  • For mounting guest-connected storage during test failover and actual failover, make sure iSCSI initiators are reconfigured, DNS is updated for SMB shares, and NFS mount points are updated in fstab.

  • Make sure that in-guest Microsoft Multipath I/O (MPIO), firewall, and disk timeout registry settings are configured properly inside the VM.

Note This applies to guest connected storage only.

Benefits of NetApp cloud storage

NetApp cloud storage offers the following benefits:

  • Improves compute-to-storage density by scaling storage independently of compute.

  • Allows you to reduce the host count, thus reducing the overall TCO.

  • Compute node failure does not impact storage performance.

  • The volume reshaping and dynamic service-level capability of Azure NetApp Files allows you to optimize cost by sizing for steady-state workloads, and thus preventing over provisioning.

  • The storage efficiencies, cloud tiering, and instance-type modification capabilities of Cloud Volumes ONTAP allow optimal ways of adding and scaling storage.

  • Prevents over provisioning storage resources are added only when needed.

  • Efficient Snapshot copies and clones allow you to rapidly create copies without any performance impact.

  • Helps address ransomware attacks by using quick recovery from Snapshot copies.

  • Provides efficient incremental block transfer-based regional disaster recovery and integrated backup block level across regions provides better RPO and RTOs.


  • SnapMirror technology or other relevant data migration mechanisms are enabled. There are many connectivity options, from on-premises to any hyperscaler cloud. Use the appropriate path and work with the relevant networking teams.

  • In-guest storage was the only available option at the time this document was written. As supplemental NFS datastore support becomes available, additional documentation will be available here.

Note Engage NetApp solution architects and respective hyperscaler cloud architects for planning and sizing of storage and the required number of hosts.

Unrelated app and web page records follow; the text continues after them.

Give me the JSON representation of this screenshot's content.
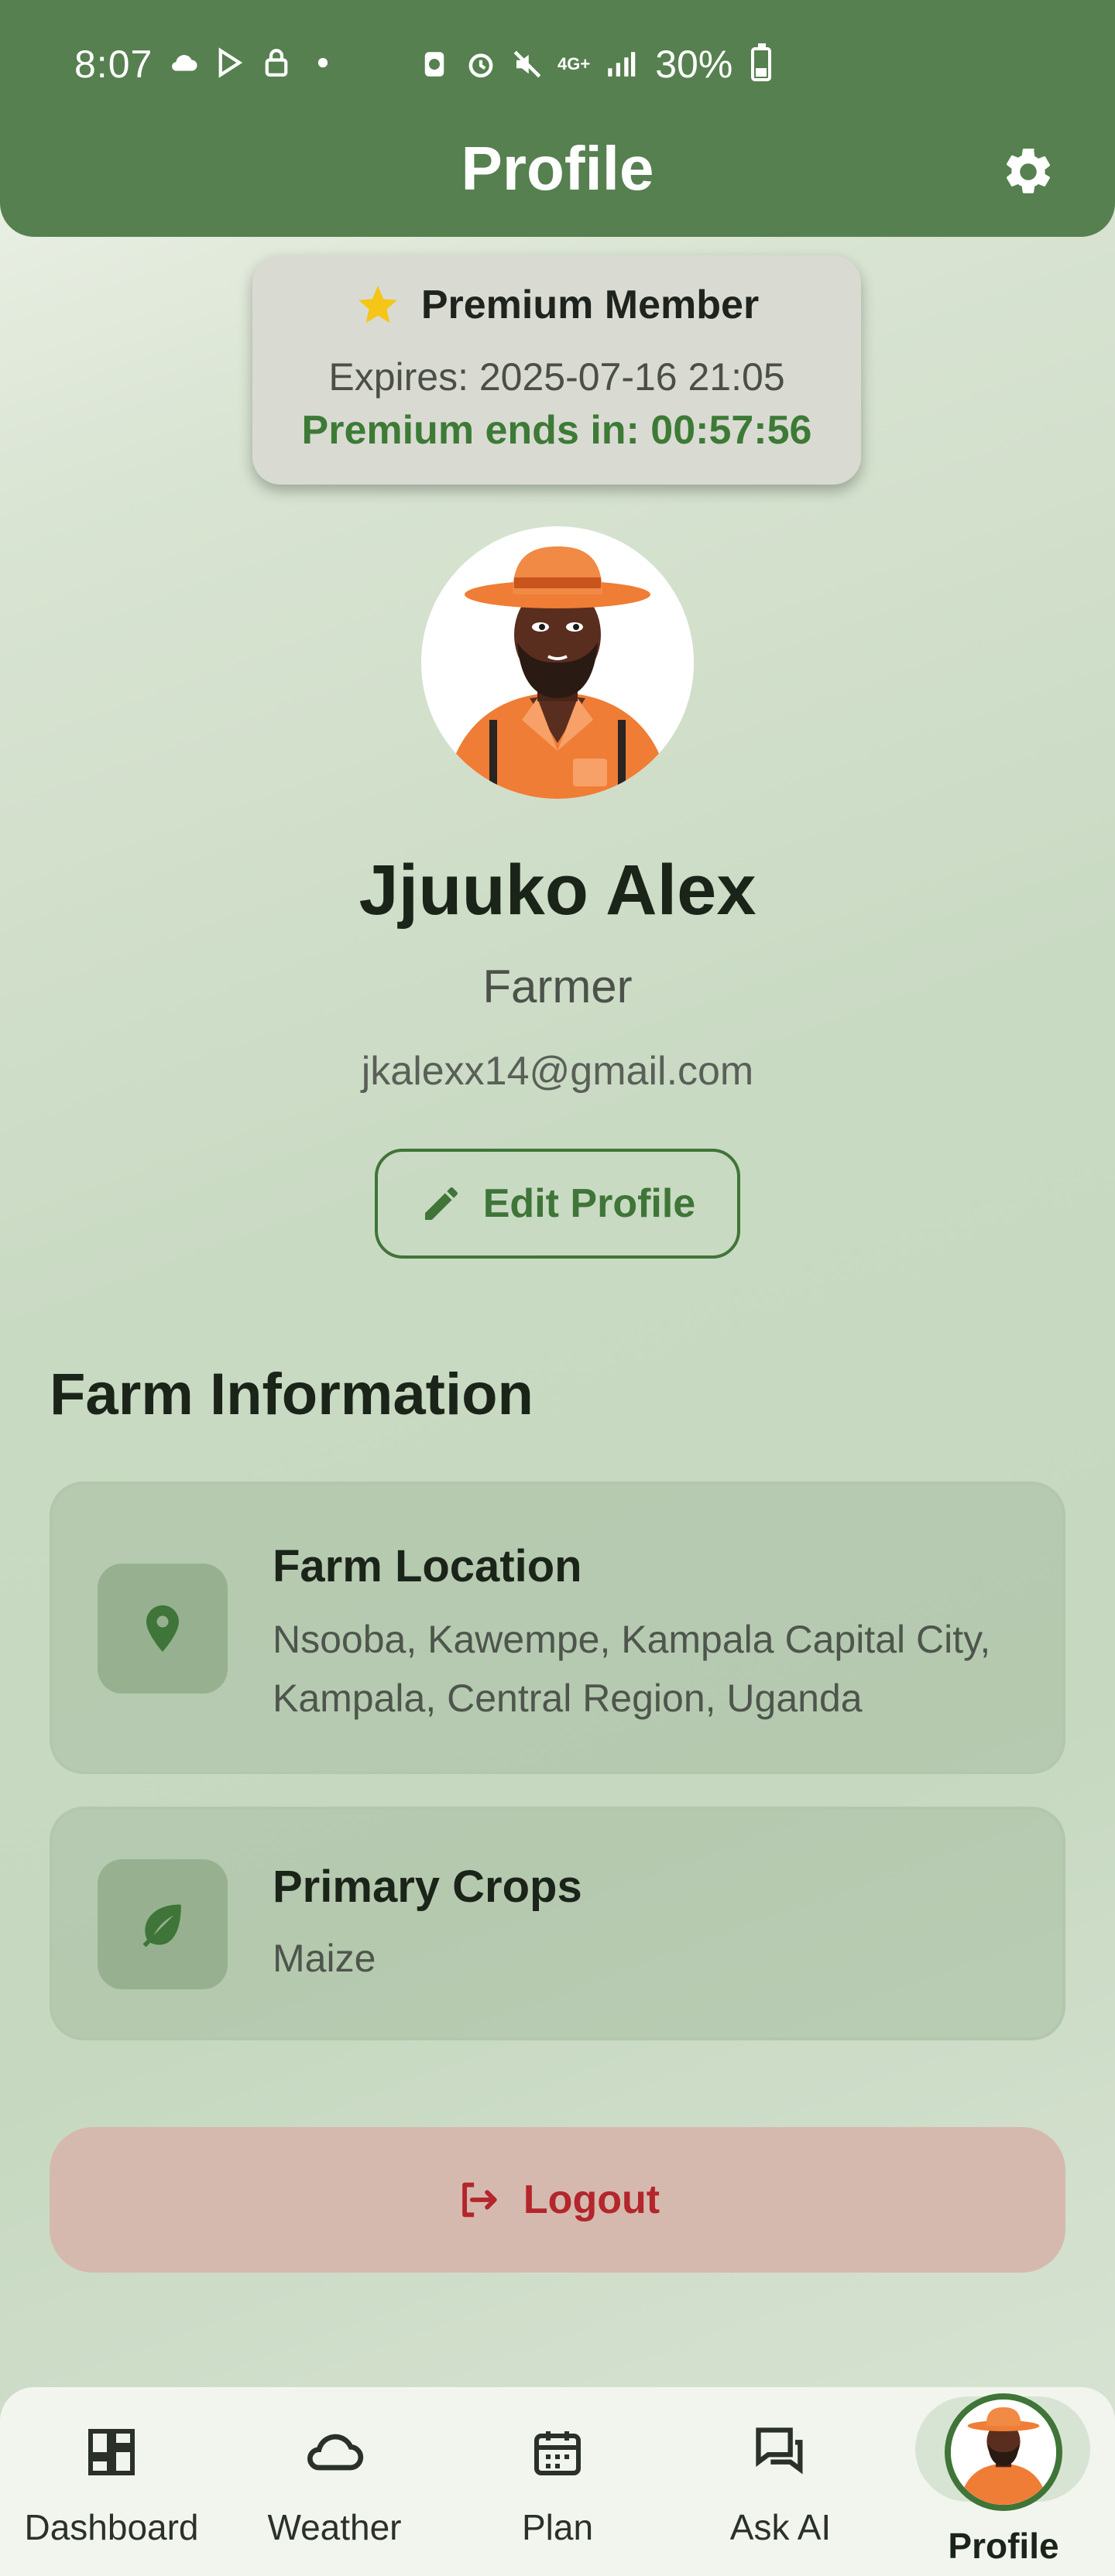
{
  "status_bar": {
    "time": "8:07",
    "network": "4G+",
    "battery": "30%"
  },
  "header": {
    "title": "Profile",
    "settings_icon": "gear-icon"
  },
  "premium": {
    "title": "Premium Member",
    "expiry": "Expires: 2025-07-16 21:05",
    "countdown": "Premium ends in: 00:57:56",
    "star_color": "#f5c518"
  },
  "user": {
    "name": "Jjuuko Alex",
    "role": "Farmer",
    "email": "jkalexx14@gmail.com",
    "edit_label": "Edit Profile"
  },
  "farm": {
    "section_title": "Farm Information",
    "location_title": "Farm Location",
    "location_value": "Nsooba, Kawempe, Kampala Capital City, Kampala, Central Region, Uganda",
    "crops_title": "Primary Crops",
    "crops_value": "Maize"
  },
  "logout": {
    "label": "Logout"
  },
  "nav": {
    "items": [
      {
        "label": "Dashboard",
        "icon": "dashboard-icon"
      },
      {
        "label": "Weather",
        "icon": "cloud-icon"
      },
      {
        "label": "Plan",
        "icon": "calendar-icon"
      },
      {
        "label": "Ask AI",
        "icon": "chat-icon"
      },
      {
        "label": "Profile",
        "icon": "avatar"
      }
    ],
    "active": "Profile"
  },
  "colors": {
    "primary": "#56804f",
    "accent": "#3f7538",
    "danger": "#b3262b"
  }
}
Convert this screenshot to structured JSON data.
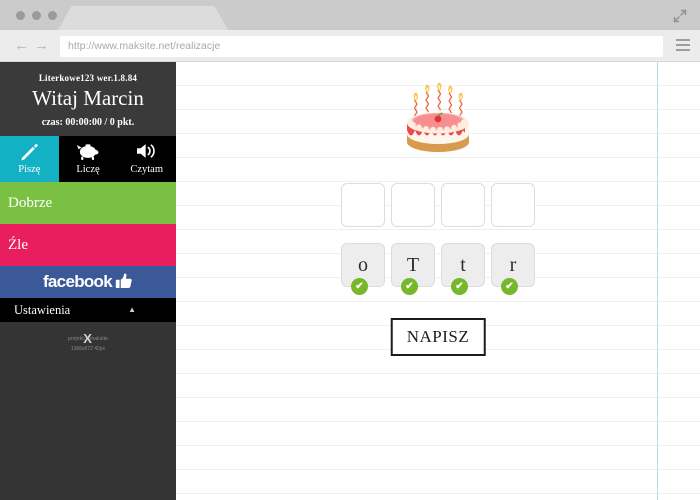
{
  "browser": {
    "tab_title": "",
    "url": "http://www.maksite.net/realizacje",
    "back_glyph": "←",
    "forward_glyph": "→",
    "expand_icon_name": "expand-icon",
    "menu_icon_name": "hamburger-menu-icon"
  },
  "sidebar": {
    "app_version": "Literkowe123 wer.1.8.84",
    "greeting": "Witaj Marcin",
    "score_line": "czas: 00:00:00 / 0 pkt.",
    "nav": [
      {
        "label": "Piszę",
        "icon": "pencil-icon",
        "glyph": "✎",
        "active": true
      },
      {
        "label": "Liczę",
        "icon": "piggy-bank-icon",
        "glyph": "🐷",
        "active": false
      },
      {
        "label": "Czytam",
        "icon": "speaker-icon",
        "glyph": "🔊",
        "active": false
      }
    ],
    "status_good": "Dobrze",
    "status_bad": "Źle",
    "facebook_label": "facebook",
    "facebook_icon": "thumbs-up-icon",
    "settings_label": "Ustawienia",
    "settings_chevron": "▲",
    "credit_prefix": "projekt:",
    "credit_name": "maksite",
    "credit_x": "X",
    "credit_resolution": "1366x672 42px"
  },
  "main": {
    "image_alt": "birthday-cake",
    "slots": [
      "",
      "",
      "",
      ""
    ],
    "tiles": [
      {
        "letter": "o",
        "correct": true
      },
      {
        "letter": "T",
        "correct": true
      },
      {
        "letter": "t",
        "correct": true
      },
      {
        "letter": "r",
        "correct": true
      }
    ],
    "check_glyph": "✔",
    "write_button": "NAPISZ"
  },
  "colors": {
    "accent_teal": "#13b1c4",
    "good_green": "#7ac143",
    "bad_pink": "#e91e5e",
    "facebook_blue": "#3b5998",
    "check_green": "#76b82a",
    "margin_line": "#b9dce4",
    "sidebar_dark": "#343434"
  }
}
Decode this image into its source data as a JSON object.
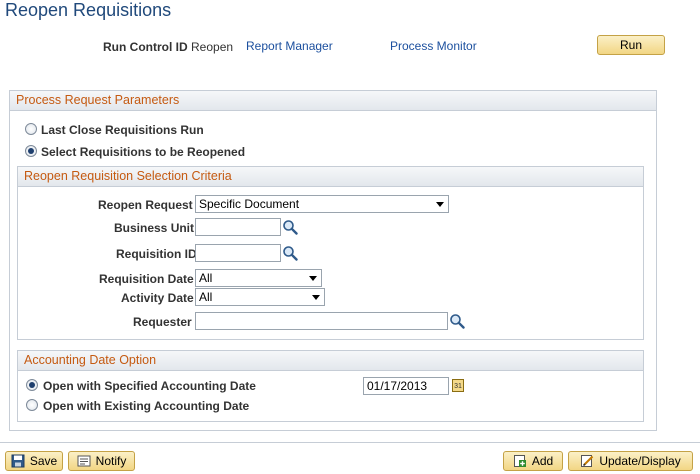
{
  "page": {
    "title": "Reopen Requisitions"
  },
  "run_control": {
    "label": "Run Control ID",
    "value": "Reopen",
    "report_manager": "Report Manager",
    "process_monitor": "Process Monitor",
    "run_button": "Run"
  },
  "process_params": {
    "header": "Process Request Parameters",
    "options": [
      {
        "label": "Last Close Requisitions Run",
        "selected": false
      },
      {
        "label": "Select Requisitions to be Reopened",
        "selected": true
      }
    ]
  },
  "criteria": {
    "header": "Reopen Requisition Selection Criteria",
    "reopen_request": {
      "label": "Reopen Request",
      "value": "Specific Document"
    },
    "business_unit": {
      "label": "Business Unit",
      "value": ""
    },
    "requisition_id": {
      "label": "Requisition ID",
      "value": ""
    },
    "requisition_date": {
      "label": "Requisition Date",
      "value": "All"
    },
    "activity_date": {
      "label": "Activity Date",
      "value": "All"
    },
    "requester": {
      "label": "Requester",
      "value": ""
    }
  },
  "accounting": {
    "header": "Accounting Date Option",
    "options": [
      {
        "label": "Open with Specified Accounting Date",
        "selected": true
      },
      {
        "label": "Open with Existing Accounting Date",
        "selected": false
      }
    ],
    "date_value": "01/17/2013",
    "calendar_glyph": "31"
  },
  "toolbar": {
    "save": "Save",
    "notify": "Notify",
    "add": "Add",
    "update_display": "Update/Display"
  },
  "icons": {
    "lookup": "magnifier-icon",
    "calendar": "calendar-icon",
    "save": "save-icon",
    "notify": "notify-icon",
    "add": "add-icon",
    "update": "update-display-icon"
  },
  "colors": {
    "title": "#20497b",
    "link": "#1b4f9e",
    "group_header_text": "#c55a11",
    "button_top": "#fbf0c7",
    "button_bottom": "#f2d684"
  }
}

NetApp recommends identifying the storage performance requirements before using the Cloud Volumes ONTAP sizer to finalize the storage instance type or the appropriate service level with the right throughput.

Detailed architecture

From a high-level perspective, this architecture (shown in the figure below) covers how to achieve hybrid Multicloud connectivity and app portability across multiple cloud providers using NetApp Cloud Volumes ONTAP, Cloud Volumes Service for Google Cloud and Azure NetApp Files as an additional in-guest storage option.

Enterprise Hybrid Cloud Architecture